A group representing plastics manufacturers says it still expects the federal government to list some items as toxic this spring, despite the environment minister’s careful words on the matter at committee.

The comments from the Chemistry Industry Association of Canada (CIAC), which represents over 100 plastic manufacturers, come after an exchange Wednesday over the issue during the House of Commons environment committee between Environment and Climate Change Minister Jonathan Wilkinson and two opposition MPs.

During the meeting, both Conservative MP Matt Jeneroux and NDP MP Laurel Collins tried unsuccessfully to get Wilkinson to confirm if the government was still committed to adding plastic manufactured items to the list of toxic substances under the Canadian Environmental Protection Act (CEPA), as it had proposed doing in October 2020.

The government has said that this listing is a “necessary regulatory step” before it can enact new rules changing how plastic products are designed, manufactured and thrown out, in order to cut down on the plastic pollution that clogs rivers and oceans.

Collins said she had read a recent Canada’s National Observer article that detailed the industry’s opposition to the items being listed as toxic — and how the term "toxic" itself has a broader legal meaning than it does when used in casual conversation. Legally, a substance can be toxic if it harms the environment and biodiversity or health.

“Can you confirm that you’re adding plastics to the toxic substances list?” asked Jeneroux.
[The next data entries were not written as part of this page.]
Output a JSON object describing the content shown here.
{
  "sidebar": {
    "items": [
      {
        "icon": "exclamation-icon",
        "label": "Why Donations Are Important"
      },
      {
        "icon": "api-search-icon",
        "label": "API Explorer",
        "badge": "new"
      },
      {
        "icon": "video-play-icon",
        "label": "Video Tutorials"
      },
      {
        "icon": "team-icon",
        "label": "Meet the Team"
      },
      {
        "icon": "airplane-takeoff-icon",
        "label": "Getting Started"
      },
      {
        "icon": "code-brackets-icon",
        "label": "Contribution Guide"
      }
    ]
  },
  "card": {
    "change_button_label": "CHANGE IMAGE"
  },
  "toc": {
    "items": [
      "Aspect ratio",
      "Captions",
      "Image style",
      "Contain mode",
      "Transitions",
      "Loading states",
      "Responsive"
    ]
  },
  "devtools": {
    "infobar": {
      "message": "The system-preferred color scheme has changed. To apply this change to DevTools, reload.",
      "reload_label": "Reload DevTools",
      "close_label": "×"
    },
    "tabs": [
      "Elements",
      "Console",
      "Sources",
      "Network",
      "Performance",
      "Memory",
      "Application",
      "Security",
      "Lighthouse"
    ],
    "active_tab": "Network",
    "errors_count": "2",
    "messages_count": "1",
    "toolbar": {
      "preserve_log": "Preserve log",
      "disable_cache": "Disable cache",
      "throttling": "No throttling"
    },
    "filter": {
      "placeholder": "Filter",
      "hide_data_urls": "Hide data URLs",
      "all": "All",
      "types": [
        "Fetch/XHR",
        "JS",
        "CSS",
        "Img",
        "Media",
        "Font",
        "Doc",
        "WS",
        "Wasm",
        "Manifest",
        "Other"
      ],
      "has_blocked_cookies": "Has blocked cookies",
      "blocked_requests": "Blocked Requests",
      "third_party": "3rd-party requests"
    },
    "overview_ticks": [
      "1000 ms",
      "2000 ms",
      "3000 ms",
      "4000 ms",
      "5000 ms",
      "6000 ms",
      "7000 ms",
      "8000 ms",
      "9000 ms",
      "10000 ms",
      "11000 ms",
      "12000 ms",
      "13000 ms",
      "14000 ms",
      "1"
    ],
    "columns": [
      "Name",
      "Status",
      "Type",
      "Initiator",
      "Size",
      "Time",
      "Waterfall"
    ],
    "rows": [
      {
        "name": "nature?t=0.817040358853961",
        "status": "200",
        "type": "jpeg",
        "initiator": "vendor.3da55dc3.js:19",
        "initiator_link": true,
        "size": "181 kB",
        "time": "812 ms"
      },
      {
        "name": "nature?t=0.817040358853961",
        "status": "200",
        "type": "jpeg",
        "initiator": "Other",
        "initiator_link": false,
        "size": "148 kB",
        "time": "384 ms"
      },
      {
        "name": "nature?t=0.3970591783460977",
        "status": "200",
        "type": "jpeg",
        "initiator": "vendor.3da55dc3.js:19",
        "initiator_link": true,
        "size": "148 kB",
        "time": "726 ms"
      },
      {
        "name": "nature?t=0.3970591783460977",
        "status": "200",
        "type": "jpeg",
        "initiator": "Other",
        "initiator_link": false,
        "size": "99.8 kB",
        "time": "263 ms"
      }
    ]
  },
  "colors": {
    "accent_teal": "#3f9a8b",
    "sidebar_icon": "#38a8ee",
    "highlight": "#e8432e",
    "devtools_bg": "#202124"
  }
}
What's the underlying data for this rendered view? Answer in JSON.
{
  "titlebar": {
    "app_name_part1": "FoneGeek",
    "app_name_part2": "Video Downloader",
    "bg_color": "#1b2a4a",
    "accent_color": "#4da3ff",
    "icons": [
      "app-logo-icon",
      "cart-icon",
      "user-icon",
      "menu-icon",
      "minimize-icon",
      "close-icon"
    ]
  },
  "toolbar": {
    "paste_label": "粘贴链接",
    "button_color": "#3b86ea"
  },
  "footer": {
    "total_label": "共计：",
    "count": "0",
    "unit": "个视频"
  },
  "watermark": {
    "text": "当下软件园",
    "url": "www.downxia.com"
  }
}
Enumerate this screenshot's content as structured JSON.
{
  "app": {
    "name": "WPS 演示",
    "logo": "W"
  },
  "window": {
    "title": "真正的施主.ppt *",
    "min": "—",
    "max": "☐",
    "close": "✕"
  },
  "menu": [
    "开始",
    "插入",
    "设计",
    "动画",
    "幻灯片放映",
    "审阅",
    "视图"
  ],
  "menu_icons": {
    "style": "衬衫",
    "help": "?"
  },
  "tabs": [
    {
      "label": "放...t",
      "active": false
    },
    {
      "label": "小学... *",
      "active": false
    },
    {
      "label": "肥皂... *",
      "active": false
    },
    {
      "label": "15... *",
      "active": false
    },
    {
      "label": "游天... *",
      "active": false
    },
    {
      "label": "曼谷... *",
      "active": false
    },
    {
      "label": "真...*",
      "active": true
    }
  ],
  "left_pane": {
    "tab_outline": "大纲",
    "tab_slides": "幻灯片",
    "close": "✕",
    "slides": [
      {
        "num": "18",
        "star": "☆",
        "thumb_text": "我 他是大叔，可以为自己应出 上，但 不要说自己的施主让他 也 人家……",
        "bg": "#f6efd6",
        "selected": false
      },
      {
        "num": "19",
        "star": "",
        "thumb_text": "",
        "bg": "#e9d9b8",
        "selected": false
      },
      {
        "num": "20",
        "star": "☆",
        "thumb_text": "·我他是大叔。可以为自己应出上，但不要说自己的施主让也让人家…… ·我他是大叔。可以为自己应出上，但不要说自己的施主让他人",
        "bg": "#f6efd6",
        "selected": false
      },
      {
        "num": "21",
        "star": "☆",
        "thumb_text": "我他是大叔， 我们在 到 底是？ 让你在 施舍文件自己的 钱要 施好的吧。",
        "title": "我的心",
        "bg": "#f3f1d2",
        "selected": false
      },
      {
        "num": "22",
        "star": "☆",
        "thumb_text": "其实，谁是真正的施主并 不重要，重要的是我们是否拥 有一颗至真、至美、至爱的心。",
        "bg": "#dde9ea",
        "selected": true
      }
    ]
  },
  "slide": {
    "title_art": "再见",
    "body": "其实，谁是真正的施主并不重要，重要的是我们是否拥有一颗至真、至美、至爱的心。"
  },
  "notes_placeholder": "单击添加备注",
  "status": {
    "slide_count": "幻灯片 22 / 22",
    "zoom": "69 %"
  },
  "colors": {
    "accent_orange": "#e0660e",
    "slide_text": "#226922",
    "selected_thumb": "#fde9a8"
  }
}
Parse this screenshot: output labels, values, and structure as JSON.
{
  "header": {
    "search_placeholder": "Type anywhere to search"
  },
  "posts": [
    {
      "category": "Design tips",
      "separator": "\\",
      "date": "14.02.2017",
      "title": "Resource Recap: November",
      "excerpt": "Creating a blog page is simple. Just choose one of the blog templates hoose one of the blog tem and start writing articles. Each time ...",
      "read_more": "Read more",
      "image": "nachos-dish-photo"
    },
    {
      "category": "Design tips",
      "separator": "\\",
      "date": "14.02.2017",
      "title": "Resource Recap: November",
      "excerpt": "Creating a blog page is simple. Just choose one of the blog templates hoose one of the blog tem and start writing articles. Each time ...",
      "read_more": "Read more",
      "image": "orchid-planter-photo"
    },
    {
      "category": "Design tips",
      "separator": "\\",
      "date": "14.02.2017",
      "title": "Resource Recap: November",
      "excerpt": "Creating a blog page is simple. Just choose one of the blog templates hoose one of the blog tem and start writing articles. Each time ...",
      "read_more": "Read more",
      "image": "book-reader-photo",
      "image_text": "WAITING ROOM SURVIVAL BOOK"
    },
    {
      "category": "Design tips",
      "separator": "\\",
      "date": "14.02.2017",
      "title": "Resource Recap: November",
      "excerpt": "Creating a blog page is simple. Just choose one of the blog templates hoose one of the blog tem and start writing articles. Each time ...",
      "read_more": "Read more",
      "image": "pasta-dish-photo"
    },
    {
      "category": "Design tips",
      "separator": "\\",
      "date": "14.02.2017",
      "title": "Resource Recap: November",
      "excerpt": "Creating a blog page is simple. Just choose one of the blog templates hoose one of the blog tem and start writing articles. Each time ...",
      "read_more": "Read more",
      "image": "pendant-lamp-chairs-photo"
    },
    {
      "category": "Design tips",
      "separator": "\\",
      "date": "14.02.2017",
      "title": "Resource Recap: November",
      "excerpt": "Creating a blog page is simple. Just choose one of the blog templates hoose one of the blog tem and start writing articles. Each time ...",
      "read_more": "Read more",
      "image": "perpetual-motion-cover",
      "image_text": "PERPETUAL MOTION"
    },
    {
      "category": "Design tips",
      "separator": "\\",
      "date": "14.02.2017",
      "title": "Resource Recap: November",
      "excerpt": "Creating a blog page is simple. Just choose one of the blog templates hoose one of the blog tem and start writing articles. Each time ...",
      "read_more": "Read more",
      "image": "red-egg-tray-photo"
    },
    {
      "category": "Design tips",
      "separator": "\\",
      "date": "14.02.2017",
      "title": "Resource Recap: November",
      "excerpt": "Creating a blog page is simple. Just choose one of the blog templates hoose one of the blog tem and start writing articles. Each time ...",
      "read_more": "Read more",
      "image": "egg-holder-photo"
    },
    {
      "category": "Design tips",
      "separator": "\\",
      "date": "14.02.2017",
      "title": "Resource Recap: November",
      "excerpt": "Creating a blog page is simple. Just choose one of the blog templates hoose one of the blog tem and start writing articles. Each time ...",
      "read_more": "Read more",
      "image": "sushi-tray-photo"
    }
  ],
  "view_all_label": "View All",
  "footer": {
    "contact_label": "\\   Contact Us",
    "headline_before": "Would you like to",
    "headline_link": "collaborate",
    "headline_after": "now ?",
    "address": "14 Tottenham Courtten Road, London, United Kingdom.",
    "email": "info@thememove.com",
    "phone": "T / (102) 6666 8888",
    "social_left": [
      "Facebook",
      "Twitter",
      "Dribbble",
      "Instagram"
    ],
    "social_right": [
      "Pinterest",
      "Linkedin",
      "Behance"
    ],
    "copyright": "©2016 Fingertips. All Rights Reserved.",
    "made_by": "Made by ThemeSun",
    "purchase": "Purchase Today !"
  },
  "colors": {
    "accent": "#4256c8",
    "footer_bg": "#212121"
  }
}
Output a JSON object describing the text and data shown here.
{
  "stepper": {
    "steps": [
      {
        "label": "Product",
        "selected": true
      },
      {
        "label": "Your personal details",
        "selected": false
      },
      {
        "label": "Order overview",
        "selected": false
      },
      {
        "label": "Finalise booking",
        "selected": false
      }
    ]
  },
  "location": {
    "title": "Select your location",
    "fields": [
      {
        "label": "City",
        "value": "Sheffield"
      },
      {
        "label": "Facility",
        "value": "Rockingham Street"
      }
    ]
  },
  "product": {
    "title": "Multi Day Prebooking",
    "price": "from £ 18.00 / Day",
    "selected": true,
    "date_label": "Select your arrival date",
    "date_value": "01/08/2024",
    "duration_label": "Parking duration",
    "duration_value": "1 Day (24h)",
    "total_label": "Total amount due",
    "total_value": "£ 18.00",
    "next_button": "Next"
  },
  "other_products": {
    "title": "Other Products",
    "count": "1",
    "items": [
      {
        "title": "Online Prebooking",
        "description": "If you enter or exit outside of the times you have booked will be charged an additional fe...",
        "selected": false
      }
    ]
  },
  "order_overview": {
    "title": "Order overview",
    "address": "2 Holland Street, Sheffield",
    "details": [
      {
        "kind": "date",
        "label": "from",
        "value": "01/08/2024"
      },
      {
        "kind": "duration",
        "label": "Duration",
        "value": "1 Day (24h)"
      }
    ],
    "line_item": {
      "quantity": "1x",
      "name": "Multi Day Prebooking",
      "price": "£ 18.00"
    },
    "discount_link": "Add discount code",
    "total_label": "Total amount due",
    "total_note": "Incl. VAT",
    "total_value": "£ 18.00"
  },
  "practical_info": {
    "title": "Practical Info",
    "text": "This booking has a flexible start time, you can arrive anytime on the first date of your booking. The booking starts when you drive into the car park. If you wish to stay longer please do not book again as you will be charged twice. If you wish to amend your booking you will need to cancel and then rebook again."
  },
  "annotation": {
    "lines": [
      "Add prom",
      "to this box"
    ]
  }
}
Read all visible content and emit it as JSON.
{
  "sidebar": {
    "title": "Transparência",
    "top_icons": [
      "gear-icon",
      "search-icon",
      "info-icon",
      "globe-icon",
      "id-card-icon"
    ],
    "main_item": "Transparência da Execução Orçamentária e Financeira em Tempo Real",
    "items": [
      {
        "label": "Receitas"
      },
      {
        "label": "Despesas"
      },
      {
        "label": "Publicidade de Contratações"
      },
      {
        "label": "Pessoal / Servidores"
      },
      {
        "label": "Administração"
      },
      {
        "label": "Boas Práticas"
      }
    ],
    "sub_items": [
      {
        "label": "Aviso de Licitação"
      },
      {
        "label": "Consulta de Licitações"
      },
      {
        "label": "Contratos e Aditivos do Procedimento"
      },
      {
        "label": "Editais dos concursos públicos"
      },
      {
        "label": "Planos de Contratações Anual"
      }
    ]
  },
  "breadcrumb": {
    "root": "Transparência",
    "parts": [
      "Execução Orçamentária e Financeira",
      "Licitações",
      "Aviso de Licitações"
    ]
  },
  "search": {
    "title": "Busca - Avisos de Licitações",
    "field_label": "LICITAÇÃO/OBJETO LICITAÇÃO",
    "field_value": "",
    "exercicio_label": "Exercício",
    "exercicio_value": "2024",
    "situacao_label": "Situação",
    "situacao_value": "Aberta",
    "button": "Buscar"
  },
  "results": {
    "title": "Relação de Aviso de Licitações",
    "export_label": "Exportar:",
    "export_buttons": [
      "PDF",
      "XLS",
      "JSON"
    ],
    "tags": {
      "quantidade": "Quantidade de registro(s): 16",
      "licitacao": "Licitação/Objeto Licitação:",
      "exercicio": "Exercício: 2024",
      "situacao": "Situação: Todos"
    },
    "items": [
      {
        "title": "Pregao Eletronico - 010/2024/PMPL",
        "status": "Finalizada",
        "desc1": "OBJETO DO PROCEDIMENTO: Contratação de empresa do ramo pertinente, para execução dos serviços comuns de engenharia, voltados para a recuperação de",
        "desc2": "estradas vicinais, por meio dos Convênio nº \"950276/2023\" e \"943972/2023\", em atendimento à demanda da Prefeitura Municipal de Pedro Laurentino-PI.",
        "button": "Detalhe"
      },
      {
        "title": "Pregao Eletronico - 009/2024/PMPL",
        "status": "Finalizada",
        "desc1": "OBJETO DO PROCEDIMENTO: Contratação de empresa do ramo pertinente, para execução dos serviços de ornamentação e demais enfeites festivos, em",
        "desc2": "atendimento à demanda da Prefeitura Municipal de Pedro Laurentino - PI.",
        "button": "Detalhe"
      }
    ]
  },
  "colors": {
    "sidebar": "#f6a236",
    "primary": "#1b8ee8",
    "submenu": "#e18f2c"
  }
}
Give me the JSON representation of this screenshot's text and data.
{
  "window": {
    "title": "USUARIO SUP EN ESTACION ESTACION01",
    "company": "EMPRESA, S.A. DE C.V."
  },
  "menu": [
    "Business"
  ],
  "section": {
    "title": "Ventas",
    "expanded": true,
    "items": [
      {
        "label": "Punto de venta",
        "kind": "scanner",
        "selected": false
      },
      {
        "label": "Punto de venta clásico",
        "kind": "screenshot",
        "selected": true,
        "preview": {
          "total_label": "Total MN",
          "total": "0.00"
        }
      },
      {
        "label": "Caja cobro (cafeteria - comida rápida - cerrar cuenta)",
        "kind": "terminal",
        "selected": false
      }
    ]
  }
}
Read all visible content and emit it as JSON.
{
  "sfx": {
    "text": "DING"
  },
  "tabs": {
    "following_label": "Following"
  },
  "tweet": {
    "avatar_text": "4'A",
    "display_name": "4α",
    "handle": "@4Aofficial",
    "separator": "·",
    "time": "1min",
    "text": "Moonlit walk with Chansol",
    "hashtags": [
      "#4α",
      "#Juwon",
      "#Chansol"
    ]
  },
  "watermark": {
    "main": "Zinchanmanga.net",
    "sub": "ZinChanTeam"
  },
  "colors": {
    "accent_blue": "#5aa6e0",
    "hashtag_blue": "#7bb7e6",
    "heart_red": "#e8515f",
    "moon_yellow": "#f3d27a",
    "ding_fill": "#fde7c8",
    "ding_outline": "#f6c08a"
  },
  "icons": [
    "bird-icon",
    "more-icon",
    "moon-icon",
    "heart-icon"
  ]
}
Wilkinson responded by noting that scientific research has concluded plastics are harmful in the environment, and that the government was working on a strategy that would include a ban on some single-use plastics.

Later on, Collins asked for “an update on the timeline for the listing,” and the minister again did not directly answer, this time noting how provinces will need to act so plastics regulations are “consistent across the country” and that this would be a key focus during an upcoming meeting this summer with his provincial counterparts.

“Can I just get a confirmation that you are committed to the listing of this as toxic under CEPA?” Collins pressed.

“Well, I mean, again, we went through the scientific process, that’s the first step. We’ve gone through a public consultation process. I have not had all of that come back to me yet. And then I have to make a determination,” Wilkinson responded.

“But you know, we certainly saw in the science that plastics are harmful in the environment, and that would meet the bar of listing in CEPA.”

'From our understanding, the listing isn’t delayed'

The exchange over plastics with Wilkinson was first reported by Blacklock's Reporter.

Prime Minister Justin Trudeau said in June 2019 that the government was "moving forward on banning toxic single-use plastics by 2021." In October, the government said it expected plastics regulations to be finalized "by the end of 2021."

Asked whether the industry felt the exchange with the minister was indicative of the government having second thoughts about the toxics listing, CIAC said it had not heard anything that would lead it to believe that.

“We are unaware of any change in the government’s intentions to add certain manufactured plastics items to the CEPA-toxic substances list,” said communications manager Devon Babin. “From our understanding, the listing isn’t delayed and was always expected in the spring of this year.”

Joe Castrilli, a lawyer with the Canadian Environmental Law Association who focuses on toxic substances, said he felt the minister’s approach could signal that the government was still hammering out exactly how it will regulate certain plastics once they become listed as toxic.

Developing new rules around toxic substances is a more complicated undertaking, he argued, when the substances themselves are more complex. “My gut sense is that he’s probably not hesitating on if it should be listed or not,” said Castrilli.

“It’s probably more — and I would imagine within the department itself, there’s still the view — of how exactly they’re going to address plastics once it’s listed.”

Karen Wirsig, plastics program manager at Environmental Defence, said the group was hoping for an announcement from the minister “very shortly” on its plastics management plan.

“Time is ticking away,” she said. While the government has an obligation to consider all information, Wirsig added, "we don't believe that there is any new information that would warrant changing" the listing.

“Meanwhile, plastic pollution continues to pile up — some 8,000 tonnes per day of Canadian plastic waste that is destined for landfills, incinerators or the natural environment."

Carl Meyer / Local Journalism Initiative / Canada’s National Observer